Levi - The same as Matthew; he appears to have been a Jew, though employed in the odious office of a tax-gatherer. For an account of his call, see his Gospel, Matthew 9:9, etc.
Levi, the son of Alpheus - The same, undoubtedly, as “Matthew,” the writer of the gospel which bears his name. It was not uncommon among the Jews to have two names.
The receipt of custom - See the notes at Matthew 9:9.

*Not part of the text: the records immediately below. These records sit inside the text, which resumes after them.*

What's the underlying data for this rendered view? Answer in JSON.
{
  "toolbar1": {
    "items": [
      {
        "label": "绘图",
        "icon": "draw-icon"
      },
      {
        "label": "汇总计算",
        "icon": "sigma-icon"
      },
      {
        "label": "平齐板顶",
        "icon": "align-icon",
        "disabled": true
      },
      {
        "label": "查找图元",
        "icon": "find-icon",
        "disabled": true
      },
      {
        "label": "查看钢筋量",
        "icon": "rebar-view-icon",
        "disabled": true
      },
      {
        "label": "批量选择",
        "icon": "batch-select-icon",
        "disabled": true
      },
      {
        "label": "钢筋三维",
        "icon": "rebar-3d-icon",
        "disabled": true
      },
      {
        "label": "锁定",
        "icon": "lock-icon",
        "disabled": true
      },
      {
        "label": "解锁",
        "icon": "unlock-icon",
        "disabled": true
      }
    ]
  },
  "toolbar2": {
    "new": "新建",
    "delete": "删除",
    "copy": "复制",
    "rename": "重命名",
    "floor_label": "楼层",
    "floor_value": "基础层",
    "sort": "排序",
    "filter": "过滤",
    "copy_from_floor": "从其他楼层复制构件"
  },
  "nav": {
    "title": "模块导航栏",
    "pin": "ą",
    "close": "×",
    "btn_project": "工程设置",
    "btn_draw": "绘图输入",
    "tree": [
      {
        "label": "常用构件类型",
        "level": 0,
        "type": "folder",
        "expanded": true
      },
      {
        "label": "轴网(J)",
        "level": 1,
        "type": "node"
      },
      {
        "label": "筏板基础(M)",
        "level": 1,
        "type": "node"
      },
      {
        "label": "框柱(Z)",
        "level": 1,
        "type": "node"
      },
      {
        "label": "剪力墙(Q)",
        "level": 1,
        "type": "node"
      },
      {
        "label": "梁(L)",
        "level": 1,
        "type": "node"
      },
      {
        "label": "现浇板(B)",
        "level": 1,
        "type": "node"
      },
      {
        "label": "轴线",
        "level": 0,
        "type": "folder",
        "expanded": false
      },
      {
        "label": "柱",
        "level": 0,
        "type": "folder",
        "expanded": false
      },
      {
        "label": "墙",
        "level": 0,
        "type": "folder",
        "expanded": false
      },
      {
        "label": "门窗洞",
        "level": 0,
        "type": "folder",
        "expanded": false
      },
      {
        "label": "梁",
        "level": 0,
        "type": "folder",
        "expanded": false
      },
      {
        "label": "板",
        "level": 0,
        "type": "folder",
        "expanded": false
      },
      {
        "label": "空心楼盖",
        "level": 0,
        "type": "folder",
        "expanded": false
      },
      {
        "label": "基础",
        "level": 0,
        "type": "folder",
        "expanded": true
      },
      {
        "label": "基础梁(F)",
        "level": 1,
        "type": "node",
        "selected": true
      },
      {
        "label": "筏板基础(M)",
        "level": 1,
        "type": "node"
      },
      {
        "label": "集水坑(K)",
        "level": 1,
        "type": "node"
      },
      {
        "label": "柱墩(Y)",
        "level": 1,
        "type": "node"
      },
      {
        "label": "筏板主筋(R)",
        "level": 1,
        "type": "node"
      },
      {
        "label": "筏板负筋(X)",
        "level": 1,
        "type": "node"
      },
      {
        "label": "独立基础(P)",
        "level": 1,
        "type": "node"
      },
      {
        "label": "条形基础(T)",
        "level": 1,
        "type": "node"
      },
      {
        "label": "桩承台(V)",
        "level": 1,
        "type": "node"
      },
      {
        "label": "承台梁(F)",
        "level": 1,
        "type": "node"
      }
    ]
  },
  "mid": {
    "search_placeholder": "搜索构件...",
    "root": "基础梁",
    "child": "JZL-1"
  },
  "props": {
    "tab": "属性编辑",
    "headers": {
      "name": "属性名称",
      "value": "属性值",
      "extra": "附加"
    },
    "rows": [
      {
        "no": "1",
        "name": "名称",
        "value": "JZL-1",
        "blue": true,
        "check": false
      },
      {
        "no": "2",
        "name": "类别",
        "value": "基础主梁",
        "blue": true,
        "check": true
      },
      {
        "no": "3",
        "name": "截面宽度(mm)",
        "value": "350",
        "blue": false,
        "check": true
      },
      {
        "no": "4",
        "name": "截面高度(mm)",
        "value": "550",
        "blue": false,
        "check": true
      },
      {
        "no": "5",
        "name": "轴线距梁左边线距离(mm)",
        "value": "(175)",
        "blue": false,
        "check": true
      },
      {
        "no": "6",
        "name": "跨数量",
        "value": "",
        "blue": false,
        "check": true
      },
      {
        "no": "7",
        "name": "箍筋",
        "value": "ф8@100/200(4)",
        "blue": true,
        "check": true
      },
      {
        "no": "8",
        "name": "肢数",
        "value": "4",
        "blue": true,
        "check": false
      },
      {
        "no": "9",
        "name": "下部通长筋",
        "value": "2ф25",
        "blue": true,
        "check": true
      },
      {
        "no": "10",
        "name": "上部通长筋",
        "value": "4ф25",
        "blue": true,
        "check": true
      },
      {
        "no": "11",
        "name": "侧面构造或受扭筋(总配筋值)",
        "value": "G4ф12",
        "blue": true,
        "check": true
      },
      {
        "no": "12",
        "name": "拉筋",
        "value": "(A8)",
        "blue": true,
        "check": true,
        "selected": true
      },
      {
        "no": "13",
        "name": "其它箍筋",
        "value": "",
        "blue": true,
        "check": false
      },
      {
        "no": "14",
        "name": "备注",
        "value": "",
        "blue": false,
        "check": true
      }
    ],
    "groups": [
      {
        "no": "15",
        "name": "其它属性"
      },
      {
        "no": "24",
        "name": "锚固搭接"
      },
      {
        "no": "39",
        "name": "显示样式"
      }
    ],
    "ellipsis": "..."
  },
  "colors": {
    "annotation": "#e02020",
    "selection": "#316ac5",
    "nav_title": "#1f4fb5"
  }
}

Of the Roman officials in Palestine, none were more hated than the publicans. The fact that the taxes were imposed by a foreign power was a continual irritation to the Jews, being a reminder that their independence had departed. And the taxgatherers were not merely the instruments of Roman oppression; they were extortioners on their own account, enriching themselves at the expense of the people. A Jew who accepted this office at the hands of the Romans was looked upon as betraying the honor of his nation. He was despised as an apostate, and was classed with the vilest of society. DA 272.1Read in context »